◆ **Collected data entries**:
*** Block opens ***

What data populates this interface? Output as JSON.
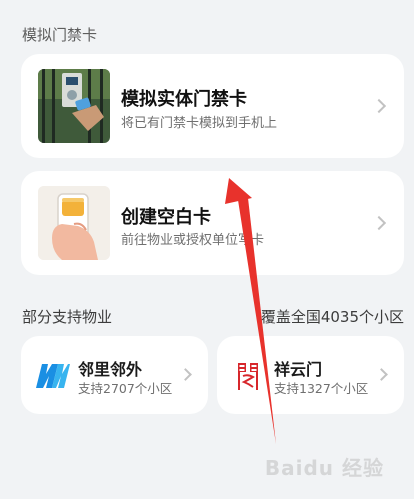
{
  "colors": {
    "background": "#f1f3f5",
    "card": "#ffffff",
    "accent_blue": "#1a8fe3",
    "accent_red": "#d7262b",
    "annotation_red": "#e8322c"
  },
  "section_sim": {
    "title": "模拟门禁卡"
  },
  "cards": {
    "simulate": {
      "title": "模拟实体门禁卡",
      "subtitle": "将已有门禁卡模拟到手机上",
      "icon": "gate-reader-photo"
    },
    "blank": {
      "title": "创建空白卡",
      "subtitle": "前往物业或授权单位写卡",
      "icon": "hand-holding-phone-icon"
    }
  },
  "section_property": {
    "title": "部分支持物业",
    "coverage": "覆盖全国4035个小区"
  },
  "partners": [
    {
      "name": "邻里邻外",
      "count": "支持2707个小区",
      "icon": "linli-logo"
    },
    {
      "name": "祥云门",
      "count": "支持1327个小区",
      "icon": "xiangyun-logo"
    }
  ],
  "watermark": "Baidu 经验"
}
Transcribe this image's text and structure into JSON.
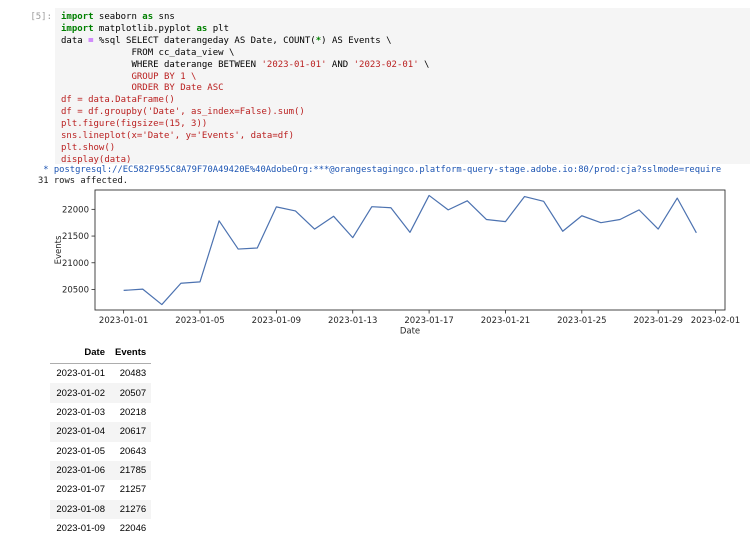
{
  "notebook": {
    "prompt": "[5]:",
    "colors": {
      "keyword_green": "#008000",
      "operator_purple": "#AA22FF",
      "string_red": "#BA2121",
      "cell_background": "#f5f5f5",
      "connection_blue": "#1c54b2"
    },
    "code_lines": [
      [
        {
          "t": "import",
          "c": "kw"
        },
        {
          "t": " seaborn ",
          "c": "pl"
        },
        {
          "t": "as",
          "c": "kw"
        },
        {
          "t": " sns",
          "c": "pl"
        }
      ],
      [
        {
          "t": "import",
          "c": "kw"
        },
        {
          "t": " matplotlib.pyplot ",
          "c": "pl"
        },
        {
          "t": "as",
          "c": "kw"
        },
        {
          "t": " plt",
          "c": "pl"
        }
      ],
      [
        {
          "t": "data ",
          "c": "pl"
        },
        {
          "t": "=",
          "c": "op"
        },
        {
          "t": " %sql SELECT daterangeday AS Date, COUNT(",
          "c": "pl"
        },
        {
          "t": "*",
          "c": "kw"
        },
        {
          "t": ") AS Events \\",
          "c": "pl"
        }
      ],
      [
        {
          "t": "             FROM cc_data_view \\",
          "c": "pl"
        }
      ],
      [
        {
          "t": "             WHERE daterange BETWEEN ",
          "c": "pl"
        },
        {
          "t": "'2023-01-01'",
          "c": "str"
        },
        {
          "t": " AND ",
          "c": "pl"
        },
        {
          "t": "'2023-02-01'",
          "c": "str"
        },
        {
          "t": " \\",
          "c": "pl"
        }
      ],
      [
        {
          "t": "             GROUP BY 1 \\",
          "c": "str"
        }
      ],
      [
        {
          "t": "             ORDER BY Date ASC",
          "c": "str"
        }
      ],
      [
        {
          "t": "df = data.DataFrame()",
          "c": "str"
        }
      ],
      [
        {
          "t": "df = df.groupby('Date', as_index=False).sum()",
          "c": "str"
        }
      ],
      [
        {
          "t": "plt.figure(figsize=(15, 3))",
          "c": "str"
        }
      ],
      [
        {
          "t": "sns.lineplot(x='Date', y='Events', data=df)",
          "c": "str"
        }
      ],
      [
        {
          "t": "plt.show()",
          "c": "str"
        }
      ],
      [
        {
          "t": "display(data)",
          "c": "str"
        }
      ]
    ]
  },
  "output": {
    "connection_line": " * postgresql://EC582F955C8A79F70A49420E%40AdobeOrg:***@orangestagingco.platform-query-stage.adobe.io:80/prod:cja?sslmode=require",
    "rows_affected": "31 rows affected."
  },
  "chart_data": {
    "type": "line",
    "title": "",
    "xlabel": "Date",
    "ylabel": "Events",
    "x": [
      "2023-01-01",
      "2023-01-02",
      "2023-01-03",
      "2023-01-04",
      "2023-01-05",
      "2023-01-06",
      "2023-01-07",
      "2023-01-08",
      "2023-01-09",
      "2023-01-10",
      "2023-01-11",
      "2023-01-12",
      "2023-01-13",
      "2023-01-14",
      "2023-01-15",
      "2023-01-16",
      "2023-01-17",
      "2023-01-18",
      "2023-01-19",
      "2023-01-20",
      "2023-01-21",
      "2023-01-22",
      "2023-01-23",
      "2023-01-24",
      "2023-01-25",
      "2023-01-26",
      "2023-01-27",
      "2023-01-28",
      "2023-01-29",
      "2023-01-30",
      "2023-01-31"
    ],
    "values": [
      20483,
      20507,
      20218,
      20617,
      20643,
      21785,
      21257,
      21276,
      22046,
      21970,
      21630,
      21870,
      21470,
      22050,
      22030,
      21570,
      22260,
      21990,
      22160,
      21810,
      21770,
      22240,
      22150,
      21590,
      21880,
      21750,
      21810,
      21990,
      21630,
      22210,
      21560
    ],
    "ylim": [
      20116,
      22362
    ],
    "yticks": [
      20500,
      21000,
      21500,
      22000
    ],
    "xticks": [
      "2023-01-01",
      "2023-01-05",
      "2023-01-09",
      "2023-01-13",
      "2023-01-17",
      "2023-01-21",
      "2023-01-25",
      "2023-01-29",
      "2023-02-01"
    ],
    "xtick_days": [
      1,
      5,
      9,
      13,
      17,
      21,
      25,
      29,
      32
    ],
    "xlim_days": [
      -0.5,
      32.5
    ],
    "line_color": "#4c72b0",
    "grid": false,
    "legend": "none"
  },
  "table": {
    "columns": [
      "Date",
      "Events"
    ],
    "rows": [
      [
        "2023-01-01",
        "20483"
      ],
      [
        "2023-01-02",
        "20507"
      ],
      [
        "2023-01-03",
        "20218"
      ],
      [
        "2023-01-04",
        "20617"
      ],
      [
        "2023-01-05",
        "20643"
      ],
      [
        "2023-01-06",
        "21785"
      ],
      [
        "2023-01-07",
        "21257"
      ],
      [
        "2023-01-08",
        "21276"
      ],
      [
        "2023-01-09",
        "22046"
      ]
    ]
  }
}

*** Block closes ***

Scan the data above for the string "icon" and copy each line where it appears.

◆ **EXERCISE OUTPUT**:
      "icon": "gate-reader-photo"
      "icon": "hand-holding-phone-icon"
      "icon": "linli-logo"
      "icon": "xiangyun-logo"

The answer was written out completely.